In 1907, my dad's father, Steve, sailed through Ellis Island from Sicily on the ship pictured. He settled in Milwaukee where he and his wife, Francesca, raised eight children. Very soon, the last surviving member of that Busalacchi clan will pass on. My Uncle Joe, the baby of the family, is now terminally ill in hospice. He is 92 years old, and according to my cousin Mike, not responsive.
Yes, it's sad but not terribly sad. My late father Sam (88) and his siblings enjoyed extraordinary longevity. Uncle Tony died last August at age 100! The eldest brother, Sebastian, was 99 when he passed away in 2012. The others also enjoyed plenty of years in retirement: Antonia (94), Peter (85), John (83) and Agatha (80). Heart disease was probably the most common cause of death, though cancer struck, as well.

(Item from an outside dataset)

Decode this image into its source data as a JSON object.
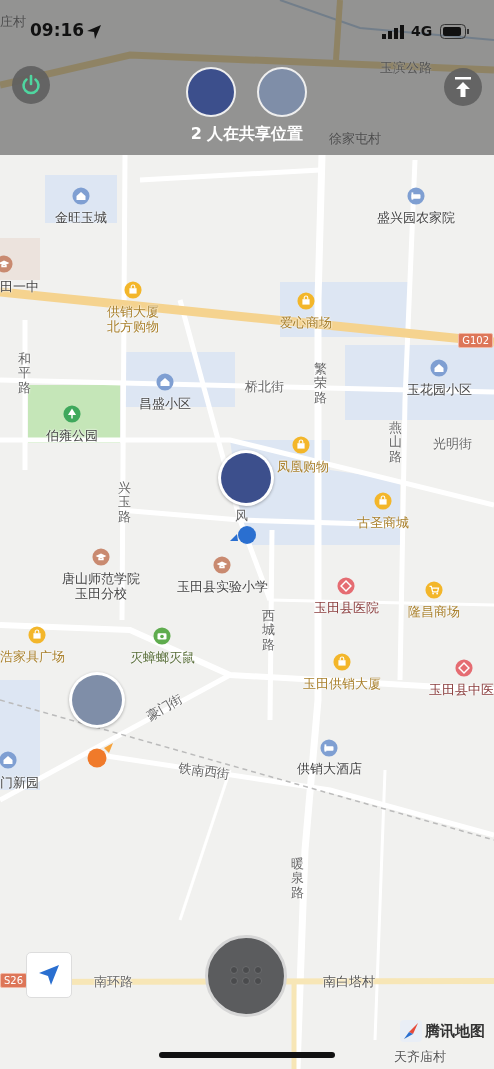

All eight siblings lived through extraordinary times. My remaining uncle, Joe, told me his mom was known as a "Five-Star Mother," having sent five of her six sons to fight in World War II. They all survived that trauma and returned to Milwaukee to start their own families.

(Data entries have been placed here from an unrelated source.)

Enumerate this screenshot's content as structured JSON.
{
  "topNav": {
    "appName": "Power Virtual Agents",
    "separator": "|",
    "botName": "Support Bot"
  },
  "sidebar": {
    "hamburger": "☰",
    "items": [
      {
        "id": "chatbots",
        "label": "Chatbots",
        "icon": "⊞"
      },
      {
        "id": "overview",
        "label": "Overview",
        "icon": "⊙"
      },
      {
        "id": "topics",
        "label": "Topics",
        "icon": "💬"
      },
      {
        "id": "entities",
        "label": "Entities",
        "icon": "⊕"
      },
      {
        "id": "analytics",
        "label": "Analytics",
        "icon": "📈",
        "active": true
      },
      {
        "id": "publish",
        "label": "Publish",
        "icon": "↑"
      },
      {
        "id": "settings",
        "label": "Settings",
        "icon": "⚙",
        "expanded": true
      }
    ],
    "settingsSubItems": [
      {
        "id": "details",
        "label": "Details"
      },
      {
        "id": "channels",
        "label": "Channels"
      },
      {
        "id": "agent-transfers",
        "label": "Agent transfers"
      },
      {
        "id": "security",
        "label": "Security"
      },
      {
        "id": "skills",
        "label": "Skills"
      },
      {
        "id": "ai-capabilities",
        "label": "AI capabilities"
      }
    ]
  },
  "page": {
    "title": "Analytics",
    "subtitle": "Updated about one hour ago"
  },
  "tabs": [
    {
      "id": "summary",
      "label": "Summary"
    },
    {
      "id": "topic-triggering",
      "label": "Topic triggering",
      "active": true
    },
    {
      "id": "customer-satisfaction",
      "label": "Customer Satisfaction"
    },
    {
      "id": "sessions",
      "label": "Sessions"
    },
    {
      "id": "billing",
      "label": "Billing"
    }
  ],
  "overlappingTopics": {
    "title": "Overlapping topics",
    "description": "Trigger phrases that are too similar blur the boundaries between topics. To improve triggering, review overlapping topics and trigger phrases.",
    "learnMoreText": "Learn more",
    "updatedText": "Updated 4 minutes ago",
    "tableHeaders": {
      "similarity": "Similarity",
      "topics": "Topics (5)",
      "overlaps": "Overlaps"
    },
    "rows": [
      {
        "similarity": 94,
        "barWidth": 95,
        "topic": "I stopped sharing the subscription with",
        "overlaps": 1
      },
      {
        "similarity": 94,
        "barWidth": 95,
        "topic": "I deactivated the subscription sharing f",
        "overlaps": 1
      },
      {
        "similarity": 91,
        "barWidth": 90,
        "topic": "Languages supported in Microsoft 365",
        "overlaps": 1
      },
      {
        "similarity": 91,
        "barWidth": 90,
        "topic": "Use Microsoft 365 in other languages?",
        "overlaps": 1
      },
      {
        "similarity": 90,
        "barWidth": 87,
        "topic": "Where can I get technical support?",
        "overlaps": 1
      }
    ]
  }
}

Before then, they all lived at 209 N. Jackson Street, Milwaukee, on what it is now the Summerfest Grounds. My dad told me how he used to swim naked in Lake Michigan during the summers. He also told me about living in this childhood house in Milwaukee. His eldest brother had his own room, as did their two sisters. The other five boys shared a single bedroom!
Although their father was a fisherman, and later in Milwaukee, a foundry worker, the sons all pursued different occupations. Mail carrier, plumber, iron worker, factory worker, bar owner and public works director. No radio reporters!
The boys (except my dad) soon tired of Milwaukee's ice cold weather and headed for Florida, although one brother, Uncle John, went west to Las Vegas. I remember deep tans on all of them, especially my Uncle Tony. My dad, on the other hand, stayed put. He loved Milwaukee and took the winters in stride.
My father's family is on a different journey now, soon to be re-united spiritually, after 107 years in this country. My grandfather came here, according to Ellis Island records, with less than $50 in his pocket and could not speak English. My father rightly described him as a pioneer. Indeed he was.
With his youngest son about to pass, it is heart breaking, but incredulous, too.